Cardiff City Council unveils vision for £1bn transportation plan
July 09, 2019 – Cardiff City Council leader Councillor Huw Thomas has called for a new £1bn transportation plan, including a light rail/tram network connecting major population centres and new suburbs in west to Cardiff Central, to cut congestion and improve air quality in the Welsh capital.
According to Thomas, urgent investment is needed to prevent the city from coming to a grinding halt, and partner agencies should come together to change the way people move in and around the city.
The new rail/tram line will include a new station at Rover Way/Newport Road, via the docks, Lloyd George Avenue and the City Line to the northwest of Cardiff and into Rhondda Cynon Taff.
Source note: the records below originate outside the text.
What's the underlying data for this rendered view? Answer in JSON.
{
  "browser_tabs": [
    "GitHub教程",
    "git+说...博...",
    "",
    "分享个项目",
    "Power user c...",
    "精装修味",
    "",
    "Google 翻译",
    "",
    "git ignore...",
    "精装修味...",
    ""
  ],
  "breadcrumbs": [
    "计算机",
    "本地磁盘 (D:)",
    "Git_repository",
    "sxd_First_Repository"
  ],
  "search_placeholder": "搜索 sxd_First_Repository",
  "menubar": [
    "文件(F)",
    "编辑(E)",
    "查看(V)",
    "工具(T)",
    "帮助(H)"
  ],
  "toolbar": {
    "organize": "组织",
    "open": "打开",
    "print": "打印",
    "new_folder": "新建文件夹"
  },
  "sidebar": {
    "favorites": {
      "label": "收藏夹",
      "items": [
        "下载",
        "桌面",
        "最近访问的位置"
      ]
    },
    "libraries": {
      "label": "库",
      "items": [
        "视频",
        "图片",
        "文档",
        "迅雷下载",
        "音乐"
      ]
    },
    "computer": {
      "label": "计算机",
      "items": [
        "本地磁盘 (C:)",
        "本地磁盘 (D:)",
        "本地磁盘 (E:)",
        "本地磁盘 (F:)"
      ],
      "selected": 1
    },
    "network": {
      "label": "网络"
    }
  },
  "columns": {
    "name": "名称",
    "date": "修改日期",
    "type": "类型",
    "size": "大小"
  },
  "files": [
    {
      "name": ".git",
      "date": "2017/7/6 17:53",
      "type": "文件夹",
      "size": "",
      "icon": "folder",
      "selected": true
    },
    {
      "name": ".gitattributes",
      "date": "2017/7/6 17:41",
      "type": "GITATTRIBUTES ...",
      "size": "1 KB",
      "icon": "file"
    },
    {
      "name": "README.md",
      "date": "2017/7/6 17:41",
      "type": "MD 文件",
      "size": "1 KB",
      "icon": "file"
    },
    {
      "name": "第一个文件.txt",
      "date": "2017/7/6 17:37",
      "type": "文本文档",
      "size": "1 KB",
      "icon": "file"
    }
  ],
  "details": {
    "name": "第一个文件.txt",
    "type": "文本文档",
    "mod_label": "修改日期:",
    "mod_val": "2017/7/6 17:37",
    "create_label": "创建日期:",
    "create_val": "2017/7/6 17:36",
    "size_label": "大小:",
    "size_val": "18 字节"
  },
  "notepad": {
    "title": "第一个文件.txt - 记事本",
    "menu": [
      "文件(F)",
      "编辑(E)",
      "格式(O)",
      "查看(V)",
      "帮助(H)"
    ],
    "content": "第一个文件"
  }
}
With direct, frequent tram connections to Cardiff Central interchange, the network will help transform the bay and regenerate the link between the city centre, Bute Town and the bay by creating an urban park.
It will improve rail connections and transport access across parts of Cardiff that suffer economic challenges and also help in developing business across the route into Rhondda Cyon Taff.
The network can directly help in linking major new housing sites in north-west Cardiff with the rest of Cardiff and support in managing congestion.
Thomas said: “Cardiff’s transport network needs to change. It was originally designed for a city with a population of 200,000, but today our population is closer to 400,000 and there are another 80,000 commuters travelling into the city by car every day.
“It’s clear to everyone that this situation is unsustainable. We have a network which is already creaking. It only takes one road to go down in the city for delays to ensue. We also have some of the highest levels of NO2 in Wales.
“That is why I am setting out a vision today for a greener, more sustainable city a vision which could transform the way people move around our city by 2030. It is a plan for the future of Cardiff and it affects everyone who lives here and travels here to work.”
The project will integrate the network with key metro stations, schools and other primary destinations. It will make active travel the mode of choice for accessing the Metro by offering routes for cyclists and pedestrians within an 800m radius of Metro stations and increasing station bike parking.
Part of the plan involves creation of child-friendly streets where children can access safe, healthy routes to schools, parks and sporting facilities. This will make neighbourhoods ‘active travel zones’, giving walking and cycling a greater priority over cars and offering attractive routes for local active journeys.
This is expected to make streets around schools safer by restricting vehicular access at drop off / pick up times enforced by using static-cameras.